The album manages to remain timely by touching upon a variety of current events, such as Covid-19 (notably through “Vaccine”), dead rappers (“Pop Smoke” and “Juice WRLD”) as well as reference of cultural phenomenon Kim K’s wedding ceremony (“Kim K’s Wedding”).

Culture III doesn’t upend or improve Migos’ formula, yet still stands as a potency statement of dominance. With enough fiery tracks to fuel Spotify’s Rap Caviar playlist for months and solidify Migos as one of hip-hop’s key acts.

4. Jay-Z & Kanye West – The Blueprint (1999)

Jay-Z was already an iconic singles chart star before The Blueprint came along, yet hadn’t left an impactful mark as an album artist. Even though Reasonable Doubt and The Black Album had solid albums that showcased his skills as an album artist – Reasonable Doubt and The Black Album respectively were well received, but neither could match The Blueprint in terms of impactful listening experiences and lasting legacy in hip hop history. Indeed, The Blueprint became a definitive milestone that marked him out as one of the all-time great rappers, cemented his standing as one of rap’s finest and cemented his place among history’s greats re-launching him back onto hip hop history’s hallowed grounds as a true titanic presence within hip hop music history re-launching him back onto hip hop’s ranks while solidifying his place among legends like Ko-Empire as one.

Jay-Z used The Blueprint as a platform to showcase hip-hop, rock and soul artists such as Just Blaze and Kanye West as rising producers to craft an urban/radio friendly sound that would come to define his later releases, including 4:44.

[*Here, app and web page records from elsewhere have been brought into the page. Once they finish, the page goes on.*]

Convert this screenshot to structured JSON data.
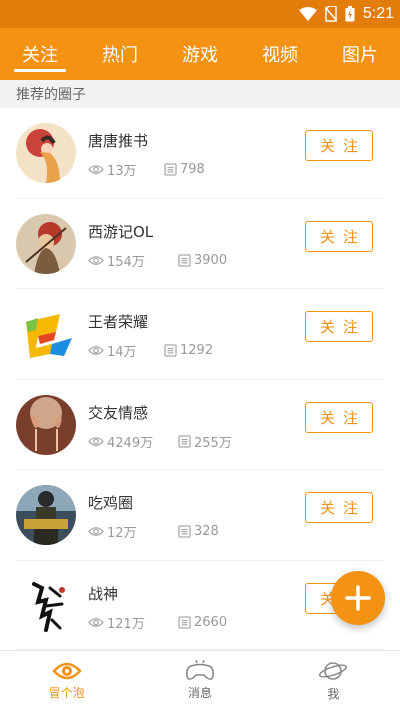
{
  "status_bar": {
    "time": "5:21",
    "icons": [
      "wifi-icon",
      "no-sim-icon",
      "battery-icon"
    ]
  },
  "tabs": [
    {
      "label": "关注",
      "active": true
    },
    {
      "label": "热门",
      "active": false
    },
    {
      "label": "游戏",
      "active": false
    },
    {
      "label": "视频",
      "active": false
    },
    {
      "label": "图片",
      "active": false
    }
  ],
  "section": {
    "title": "推荐的圈子"
  },
  "circles": [
    {
      "name": "唐唐推书",
      "views": "13万",
      "posts": "798",
      "follow_label": "关注"
    },
    {
      "name": "西游记OL",
      "views": "154万",
      "posts": "3900",
      "follow_label": "关注"
    },
    {
      "name": "王者荣耀",
      "views": "14万",
      "posts": "1292",
      "follow_label": "关注"
    },
    {
      "name": "交友情感",
      "views": "4249万",
      "posts": "255万",
      "follow_label": "关注"
    },
    {
      "name": "吃鸡圈",
      "views": "12万",
      "posts": "328",
      "follow_label": "关注"
    },
    {
      "name": "战神",
      "views": "121万",
      "posts": "2660",
      "follow_label": "关注"
    }
  ],
  "bottom_nav": [
    {
      "label": "冒个泡",
      "icon": "eye-icon",
      "active": true
    },
    {
      "label": "消息",
      "icon": "gamepad-icon",
      "active": false
    },
    {
      "label": "我",
      "icon": "planet-icon",
      "active": false
    }
  ],
  "colors": {
    "accent": "#f39213",
    "status_bar": "#e27d0c",
    "section_bg": "#f2f2f2"
  }
}
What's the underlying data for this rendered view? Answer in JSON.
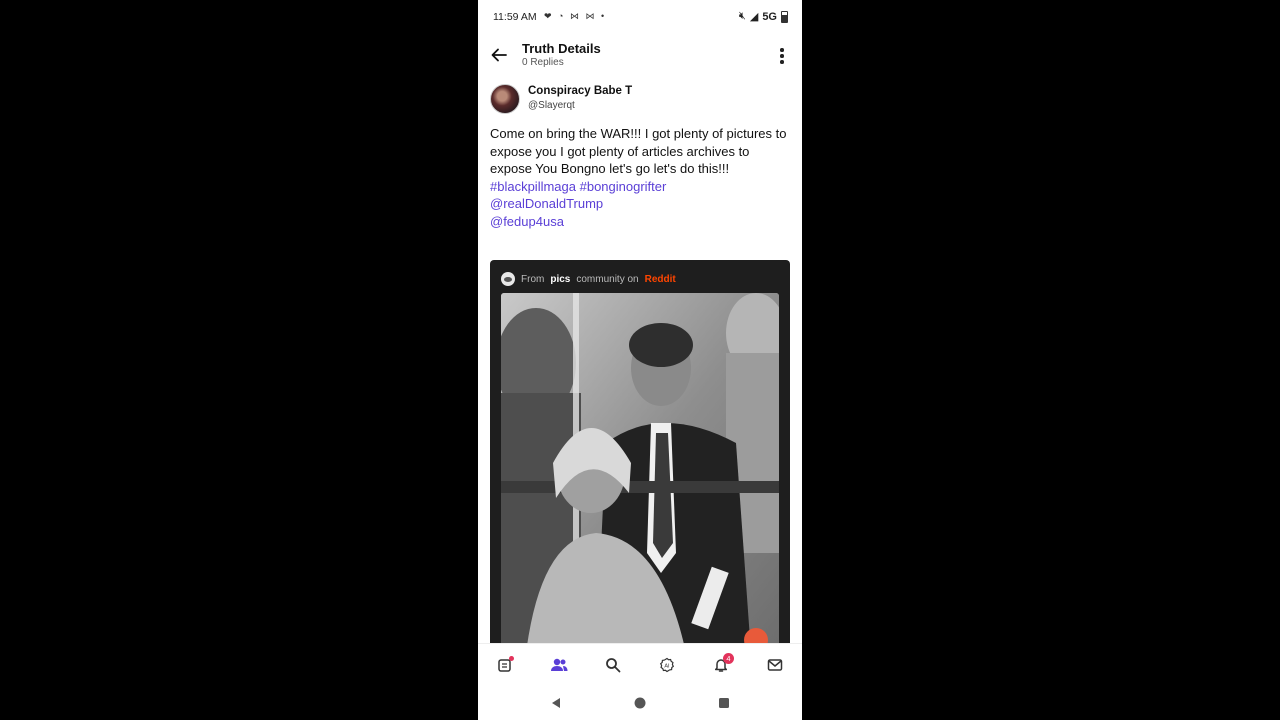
{
  "status_bar": {
    "time": "11:59 AM",
    "network": "5G",
    "left_icons": [
      "notification-icons"
    ],
    "right_icons": [
      "mute-icon",
      "signal-icon",
      "battery-icon"
    ]
  },
  "header": {
    "title": "Truth Details",
    "subtitle": "0 Replies",
    "back_icon": "arrow-left-icon",
    "menu_icon": "kebab-menu-icon"
  },
  "post": {
    "author_name": "Conspiracy Babe T",
    "author_handle": "@Slayerqt",
    "text": "Come on bring the WAR!!! I got plenty of pictures to expose you I got plenty of articles archives to expose You Bongno let's go let's do this!!!",
    "hashtag_line": "#blackpillmaga #bonginogrifter",
    "mention_1": "@realDonaldTrump",
    "mention_2": "@fedup4usa",
    "embed": {
      "prefix": "From",
      "community": "pics",
      "middle": "community on",
      "source": "Reddit"
    }
  },
  "bottom_nav": {
    "items": [
      "feed-icon",
      "people-icon",
      "search-icon",
      "ai-icon",
      "bell-icon",
      "mail-icon"
    ],
    "notifications_count": "4",
    "active": "people-icon"
  },
  "colors": {
    "link": "#5a3fd6",
    "accent": "#5a3fd6",
    "badge": "#e2335b",
    "reddit": "#ff4500"
  }
}
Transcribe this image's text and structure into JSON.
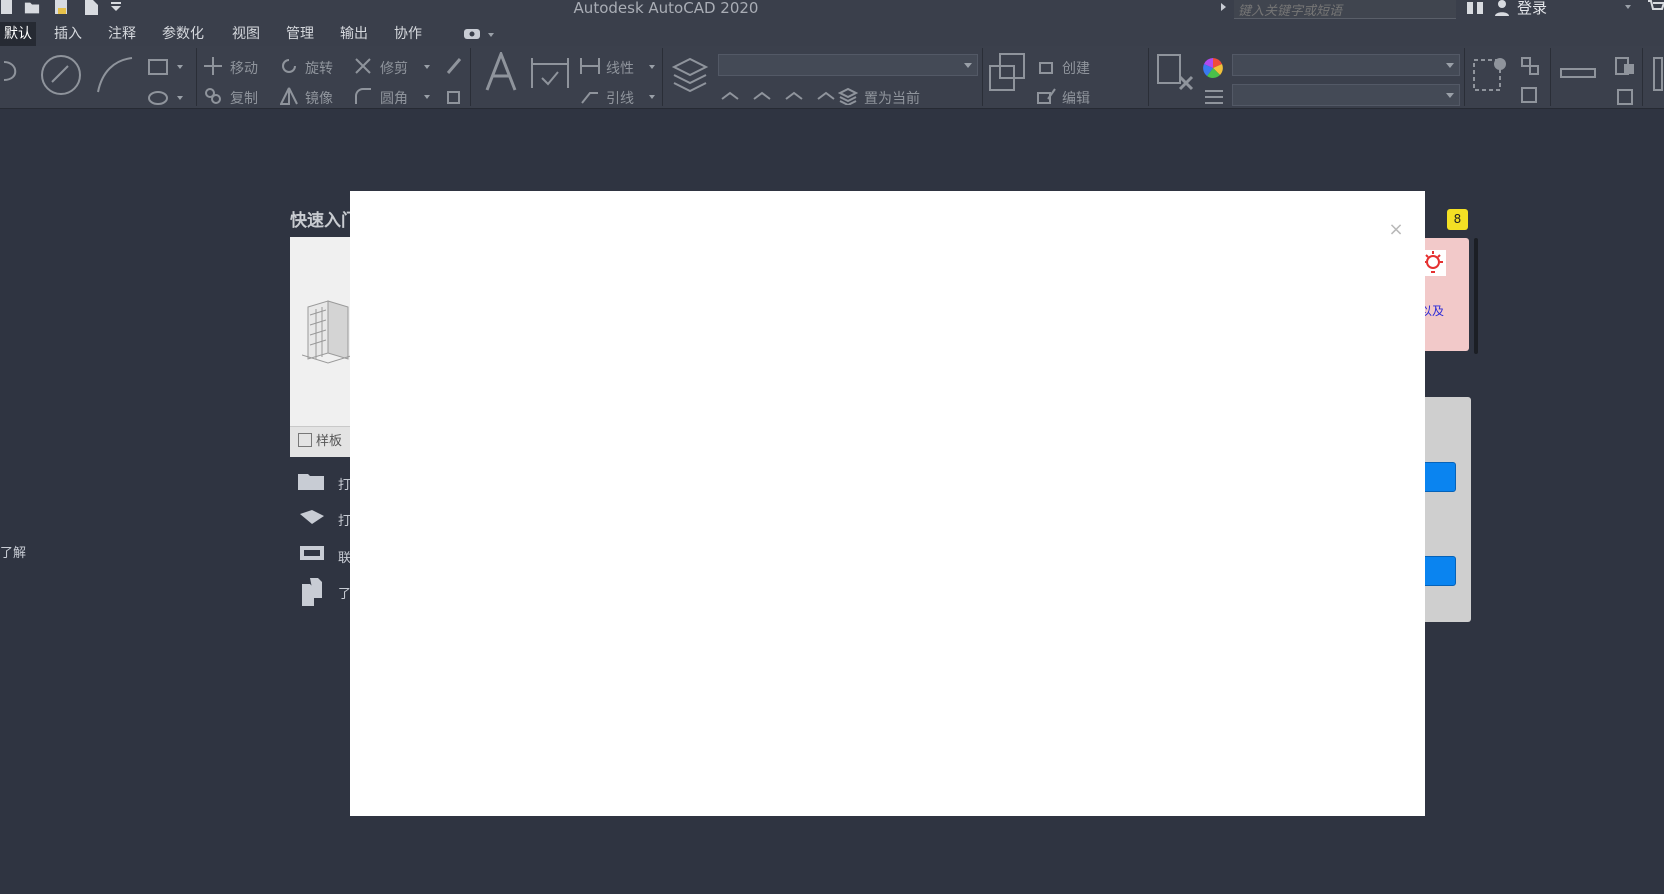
{
  "app": {
    "title": "Autodesk AutoCAD 2020",
    "search_placeholder": "键入关键字或短语",
    "login_label": "登录"
  },
  "tabs": [
    {
      "label": "默认",
      "active": true
    },
    {
      "label": "插入"
    },
    {
      "label": "注释"
    },
    {
      "label": "参数化"
    },
    {
      "label": "视图"
    },
    {
      "label": "管理"
    },
    {
      "label": "输出"
    },
    {
      "label": "协作"
    }
  ],
  "ribbon": {
    "modify": {
      "move": "移动",
      "rotate": "旋转",
      "trim": "修剪",
      "copy": "复制",
      "mirror": "镜像",
      "fillet": "圆角"
    },
    "annotation": {
      "linear": "线性",
      "leader": "引线"
    },
    "layers": {
      "set_current": "置为当前"
    },
    "block": {
      "create": "创建",
      "edit": "编辑"
    }
  },
  "start_page": {
    "quick_start_title": "快速入门",
    "template_label": "样板",
    "list_items": [
      "打",
      "打",
      "联",
      "了"
    ],
    "learn_label": "了解"
  },
  "notifications": {
    "count": "8",
    "card_text": "以及"
  },
  "colors": {
    "background": "#2f3441",
    "ribbon": "#3b404c",
    "modal": "#ffffff",
    "badge": "#f3e024",
    "accent_button": "#0a84f0"
  },
  "modal": {
    "close_glyph": "×"
  }
}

West’s contributions were no less important than those of his Roc-A-Fella co-founders; his innovative use of sampling on tracks like “Takeover” led him to become one of the most revered producers in his generation. Furthermore, The Blueprint marked an unprecedented shift towards Soulcentric production that relied heavily on sampling.

Timing was also key, with its release occurring shortly after September 11 attacks, so that its message resonated strongly among many, particularly New York City where Jay-Z resided.

As such, the album became an anthem for perseverance and resilience, serving as a call-to-arms to rappers to uphold their morals against power abuses brought on by money.

“Takeover,” Jay-Z’s most well-known track from his fourth studio album, was instantly iconic upon its debut at Hot 97 Summer Jam. Jay-Z himself made history when he premiered it live at that event – adding even greater significance to this timeless classic.